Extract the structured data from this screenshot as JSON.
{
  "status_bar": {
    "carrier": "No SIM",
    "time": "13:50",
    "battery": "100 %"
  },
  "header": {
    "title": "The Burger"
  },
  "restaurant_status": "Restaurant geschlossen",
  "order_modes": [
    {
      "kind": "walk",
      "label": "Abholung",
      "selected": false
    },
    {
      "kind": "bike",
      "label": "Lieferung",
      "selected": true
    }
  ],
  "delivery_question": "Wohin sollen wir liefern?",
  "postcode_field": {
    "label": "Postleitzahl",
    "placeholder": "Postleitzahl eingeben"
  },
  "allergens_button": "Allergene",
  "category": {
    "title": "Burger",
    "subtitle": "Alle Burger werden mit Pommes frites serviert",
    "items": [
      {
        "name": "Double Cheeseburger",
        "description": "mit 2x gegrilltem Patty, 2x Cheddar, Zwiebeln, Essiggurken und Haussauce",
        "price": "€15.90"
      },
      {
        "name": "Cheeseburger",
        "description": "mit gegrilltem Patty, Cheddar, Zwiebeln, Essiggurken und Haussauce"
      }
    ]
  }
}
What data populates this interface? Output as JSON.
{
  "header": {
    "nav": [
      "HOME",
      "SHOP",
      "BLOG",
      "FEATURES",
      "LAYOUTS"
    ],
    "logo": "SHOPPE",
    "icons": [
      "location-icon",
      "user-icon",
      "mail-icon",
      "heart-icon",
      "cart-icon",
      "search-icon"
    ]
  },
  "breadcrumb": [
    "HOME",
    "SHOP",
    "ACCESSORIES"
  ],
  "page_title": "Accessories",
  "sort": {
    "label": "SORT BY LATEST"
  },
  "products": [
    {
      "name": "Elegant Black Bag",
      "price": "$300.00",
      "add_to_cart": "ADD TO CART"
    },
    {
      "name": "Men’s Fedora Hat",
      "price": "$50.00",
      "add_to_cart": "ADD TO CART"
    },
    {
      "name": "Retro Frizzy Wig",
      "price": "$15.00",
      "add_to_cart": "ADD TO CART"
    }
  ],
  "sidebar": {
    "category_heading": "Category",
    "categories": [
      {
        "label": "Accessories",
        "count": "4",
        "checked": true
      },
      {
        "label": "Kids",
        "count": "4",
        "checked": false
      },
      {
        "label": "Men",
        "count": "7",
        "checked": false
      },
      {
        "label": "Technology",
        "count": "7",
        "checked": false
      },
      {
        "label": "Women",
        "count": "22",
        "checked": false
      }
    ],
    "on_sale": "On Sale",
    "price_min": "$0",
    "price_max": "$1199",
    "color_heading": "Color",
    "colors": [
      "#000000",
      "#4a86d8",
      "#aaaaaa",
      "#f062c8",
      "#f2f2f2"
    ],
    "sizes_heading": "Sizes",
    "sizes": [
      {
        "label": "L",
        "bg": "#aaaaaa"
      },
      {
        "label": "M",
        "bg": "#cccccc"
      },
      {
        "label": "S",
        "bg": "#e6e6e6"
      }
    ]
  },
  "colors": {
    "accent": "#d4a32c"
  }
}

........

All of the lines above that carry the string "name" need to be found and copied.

        "name": "Double Cheeseburger",
        "name": "Cheeseburger",
      "name": "Elegant Black Bag",
      "name": "Men’s Fedora Hat",
      "name": "Retro Frizzy Wig",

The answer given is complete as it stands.